文章链接：Political connections and SEC enforcement
作者信息：Maria M.Correia @ London Business School
现在的会计学在对SEC影响的研究上略显苍白，尽管现在有了针对于SEC的研究课题 AAERs, 大部分现有研究也没有对SEC政策的对象有足够深入的发掘。本文弥补了这个研究方向上的空缺。
（The accounting literature has not dedicated much attention to SEC enforcement. In fact, while many studies rely on the SEC's Accounting and Auditing Enforcement Releases (AAERs) to examine the determinants of accounting fraud, they ignore the choice of enforcement targets by the SEC and the impact of political influence on this choice.）
(The main contribution of this paper is to study SEC enforcement and how it is affected by political influence. The paper also provides additional evidence on whether firms can influence the enforcement decisions of an independent agency through political expenditures.)
下图为SEC Enforcement的典型时间线，参考至 Karpoff et al. (2008a).
(The SEC has limited resources. As a result, it cannot monitor all firms or investigate all leads. Both the SEC staff and the commissioners have discretion regarding enforcement outcomes)
(An enforcement action typically begins with a trigger event, such as a restatement, that the staff decides to investigate. At the end of the investigation, the staff can make an enforcement recommendation to the commission that can in turn authorize the filing of a civil or administrative action. If an action is authorized, then a complaint or an order is filed that describes the misconduct and the sanction or remedial action sought. The staff has more discretion at the initial stages of the process on which leads to pursue, whether to start an investigation, and on the final enforcement recommendations made to the commission (SEC, 2013). In turn, the commissioners must decide whether to file a civil or administrative action, which penalties to demand, and whether to warn the Department of Justice (DoJ) (SEC, 2013). The commission also serves as a first appellate court in administrative proceedings and contributes to the definition of enforcement priorities, which constrain to some degree the staff's resource allocation choices in the initial stage.)
政策性通过企业的 PAC 贡献和游说开支表现。
(I measure political connections by the amount of PAC contributions and lobbying expenditures made by the firm.)
A PAC is a political committee that is organized to raise money to elect or defeat candidates.
PAC 数据的贡献来源于 the Federal Election Commission's website (链接可能需要科学上网)
(The data on PAC contributions comes from the Federal Election Commission's (FEC) website (www.fec.gov).)
Above matching allows us to track the committee assignments for each candidate over time.
Over the sample period (1980–2006), the contributing firms spent an average of $39,756 in PAC contributions to 32 candidates per year, with some spending more than $2 million and contributing to more than 500 candidates.
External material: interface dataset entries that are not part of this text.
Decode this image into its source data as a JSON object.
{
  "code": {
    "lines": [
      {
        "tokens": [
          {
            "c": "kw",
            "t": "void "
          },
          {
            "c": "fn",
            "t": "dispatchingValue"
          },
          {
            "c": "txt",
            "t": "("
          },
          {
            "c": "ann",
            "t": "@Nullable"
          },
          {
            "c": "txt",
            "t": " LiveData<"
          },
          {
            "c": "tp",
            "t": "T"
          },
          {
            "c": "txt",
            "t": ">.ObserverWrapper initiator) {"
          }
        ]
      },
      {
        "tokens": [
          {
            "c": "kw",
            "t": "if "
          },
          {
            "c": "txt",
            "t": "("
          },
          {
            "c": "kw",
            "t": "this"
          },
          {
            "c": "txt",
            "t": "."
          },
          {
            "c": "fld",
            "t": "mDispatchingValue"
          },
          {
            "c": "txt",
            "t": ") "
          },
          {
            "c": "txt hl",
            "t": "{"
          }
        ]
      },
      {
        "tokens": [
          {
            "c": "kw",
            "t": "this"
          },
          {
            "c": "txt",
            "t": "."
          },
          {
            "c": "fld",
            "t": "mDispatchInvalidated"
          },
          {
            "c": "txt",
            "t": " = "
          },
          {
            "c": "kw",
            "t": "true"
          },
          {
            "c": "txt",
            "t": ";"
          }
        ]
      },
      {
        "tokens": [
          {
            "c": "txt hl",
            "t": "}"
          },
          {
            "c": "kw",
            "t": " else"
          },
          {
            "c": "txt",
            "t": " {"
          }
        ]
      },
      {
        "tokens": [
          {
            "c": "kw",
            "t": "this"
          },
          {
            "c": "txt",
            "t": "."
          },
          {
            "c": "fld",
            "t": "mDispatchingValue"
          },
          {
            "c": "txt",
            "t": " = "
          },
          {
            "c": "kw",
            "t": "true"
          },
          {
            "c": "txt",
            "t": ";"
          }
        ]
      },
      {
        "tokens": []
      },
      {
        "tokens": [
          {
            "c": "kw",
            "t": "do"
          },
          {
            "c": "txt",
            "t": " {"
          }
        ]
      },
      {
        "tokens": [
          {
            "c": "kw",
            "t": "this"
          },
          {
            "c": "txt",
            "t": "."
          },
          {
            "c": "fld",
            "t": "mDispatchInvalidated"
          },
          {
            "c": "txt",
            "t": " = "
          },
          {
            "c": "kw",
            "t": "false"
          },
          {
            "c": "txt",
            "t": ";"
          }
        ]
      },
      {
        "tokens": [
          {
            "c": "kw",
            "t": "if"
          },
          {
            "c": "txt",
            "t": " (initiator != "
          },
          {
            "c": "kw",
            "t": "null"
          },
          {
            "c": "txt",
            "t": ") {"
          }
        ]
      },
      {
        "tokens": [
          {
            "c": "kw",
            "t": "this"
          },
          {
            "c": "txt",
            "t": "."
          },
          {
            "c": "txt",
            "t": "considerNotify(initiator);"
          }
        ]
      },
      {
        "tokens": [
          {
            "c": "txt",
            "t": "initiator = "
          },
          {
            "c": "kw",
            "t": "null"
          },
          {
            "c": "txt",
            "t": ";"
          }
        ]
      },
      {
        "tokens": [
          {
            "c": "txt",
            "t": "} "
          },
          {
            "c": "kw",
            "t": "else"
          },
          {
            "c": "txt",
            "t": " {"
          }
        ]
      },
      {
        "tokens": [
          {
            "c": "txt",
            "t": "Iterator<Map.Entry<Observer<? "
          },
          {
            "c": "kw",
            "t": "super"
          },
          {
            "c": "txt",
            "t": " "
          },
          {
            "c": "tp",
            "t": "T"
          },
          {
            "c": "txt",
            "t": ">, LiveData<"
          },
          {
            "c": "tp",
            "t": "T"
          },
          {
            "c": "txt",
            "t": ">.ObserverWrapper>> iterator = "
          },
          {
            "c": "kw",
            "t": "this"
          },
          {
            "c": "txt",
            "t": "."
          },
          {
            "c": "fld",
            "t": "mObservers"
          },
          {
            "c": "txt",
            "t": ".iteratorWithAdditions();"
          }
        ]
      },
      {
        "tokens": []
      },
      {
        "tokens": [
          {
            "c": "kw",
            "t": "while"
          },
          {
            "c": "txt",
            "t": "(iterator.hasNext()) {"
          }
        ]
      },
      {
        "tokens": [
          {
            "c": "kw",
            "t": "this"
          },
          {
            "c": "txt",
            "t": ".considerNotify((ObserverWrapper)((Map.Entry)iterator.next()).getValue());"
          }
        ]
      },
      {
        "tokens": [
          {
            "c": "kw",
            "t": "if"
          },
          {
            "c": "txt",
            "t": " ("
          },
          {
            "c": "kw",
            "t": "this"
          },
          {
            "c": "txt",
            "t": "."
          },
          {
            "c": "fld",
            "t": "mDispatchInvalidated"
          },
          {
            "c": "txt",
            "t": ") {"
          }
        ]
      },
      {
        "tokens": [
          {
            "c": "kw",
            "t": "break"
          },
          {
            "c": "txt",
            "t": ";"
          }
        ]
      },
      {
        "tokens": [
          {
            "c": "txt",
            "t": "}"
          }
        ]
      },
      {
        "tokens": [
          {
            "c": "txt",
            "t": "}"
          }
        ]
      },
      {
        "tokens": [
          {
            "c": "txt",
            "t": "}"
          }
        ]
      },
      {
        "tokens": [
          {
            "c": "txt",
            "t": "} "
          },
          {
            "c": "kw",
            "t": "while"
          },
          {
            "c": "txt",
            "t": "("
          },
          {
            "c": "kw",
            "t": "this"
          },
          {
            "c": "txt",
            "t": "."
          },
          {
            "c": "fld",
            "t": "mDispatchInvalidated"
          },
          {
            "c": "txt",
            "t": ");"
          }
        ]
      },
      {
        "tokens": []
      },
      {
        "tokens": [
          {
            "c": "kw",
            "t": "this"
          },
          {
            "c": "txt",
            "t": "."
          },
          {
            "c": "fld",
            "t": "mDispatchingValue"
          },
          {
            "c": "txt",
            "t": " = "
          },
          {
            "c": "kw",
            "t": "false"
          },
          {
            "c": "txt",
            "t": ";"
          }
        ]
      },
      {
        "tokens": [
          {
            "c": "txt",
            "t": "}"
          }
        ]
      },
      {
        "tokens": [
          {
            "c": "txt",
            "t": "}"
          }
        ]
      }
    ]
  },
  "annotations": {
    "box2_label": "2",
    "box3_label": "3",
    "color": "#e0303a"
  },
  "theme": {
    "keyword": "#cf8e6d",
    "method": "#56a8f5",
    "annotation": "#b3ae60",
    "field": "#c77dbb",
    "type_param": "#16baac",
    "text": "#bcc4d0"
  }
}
Over a five-year period, the contributing firms on average give $155,106 in PAC contributions.
Lobbying is the strategic transmission of politically relevant information. Firms spend large amounts of money to lobby Congress and federal agencies. Lobbying typically takes place behind the scenes and occurs at the highest levels of the organizations (usually by the CEO and other executives). Unlike PACs, lobbying expenditures are not capped.
数据来源：The CRP compiles the lobbying data from the quarterly lobbying disclosure reports filed with the Secretary of the Senate's Office of Public Records (SOPR). This data is available from 1998 onwards. Lobbying expenses cannot be traced to specific politicians. If a firm lobbies an individual congressman, the disclosure report indicates that the firm lobbied the “U.S. House of Representatives” or the “U.S. Senate.” If a firm lobbies bureaucratic agencies, these must be listed in the report. I use this information to identify firms that have a history of lobbying the SEC. The determination of the amount of expenses that were allocated to lobbing each agency is not possible, as firms are not required to disclose this information.
Classify a lobbying firm as having a link to the SEC if one of the following conditions is met:
1) the firm employs a lobbyist who has previously worked at the SEC
2) one of the current SEC commissioners or staff members previously worked for one of the lobbyists employed by the company.
There are 2,623 firms that lobbied from 1998 to 2006 (and that I could match to Compustat manually by name) that spent an average of $772,444 per year (Table 1, Panel B). During the sample period, the firms lobbied an average of six agencies per year on five issues, and 1.67% of these issues were related to accounting. However, lobbying on other issues also related to the SEC, such as finance issues, is more frequent, occurring in 12% of the cases. Direct lobbying of the SEC and the DoJ occurs in 3.5% and 8.6% of the observations respectively. Each year, 16.87% of the lobbying firms employ at least one lobbyist linked to the SEC. They pay $125,031 on average to these linked lobbyists. Over a three-year period, the firms spend over $1 million on average for lobbying of which $265,137 is spent on lobbyists linked to the SEC. Over the same period, 9.75% of the firms on average lobby the SEC. I compute long-term lobbying expenditures over a three- rather than a five-year period for consistency with the remainder of the paper. For the enforcement and penalty analysis, calculating lobbying expenses over a five-year period substantially reduces the sample size given that lobbying data is only available from 1998.
Lobbying and PAC contributions exhibit a correlation of 0.405 (Panel C) and occur in 4.71% of the sample firm-years. In fact, PAC contributions can be used to obtain access to politicians in order to lobby them (Milyo et al., 2000). However, lobbying often occurs without PAC contributions and vice versa (in 8.47% and 2.4% of the sample years respectively).
This paper rely on an extensive database of enforcement actions by Karpoff, Lee, and Martin (hereafter KLM). This database contains detailed information on the SEC enforcement actions for financial misrepresentation starting in 1978.
数据来源： KLM (404 Not Found)
Table 2 contains the descriptive statistics for the different penalties. There is disgorgement of ill-gotten gains in 36.29% of the cases and fines in approximately 48% of the cases. Most of these are imposed on individual respondents. The firm only had to disgorge in 5.76% of the cases and pay fines in 9.66% of the cases. These percentages occur in part because monetary penalties on the firm ultimately fall on shareholders, something that the SEC likes to avoid. In 35.98% of the cases, there is some type of accountant bar/censure; and in 32.24% of the cases, respondents are barred from serving as officers and directors either for a short period of time or indefinitely. There are prison sentences in 16.67% of the cases.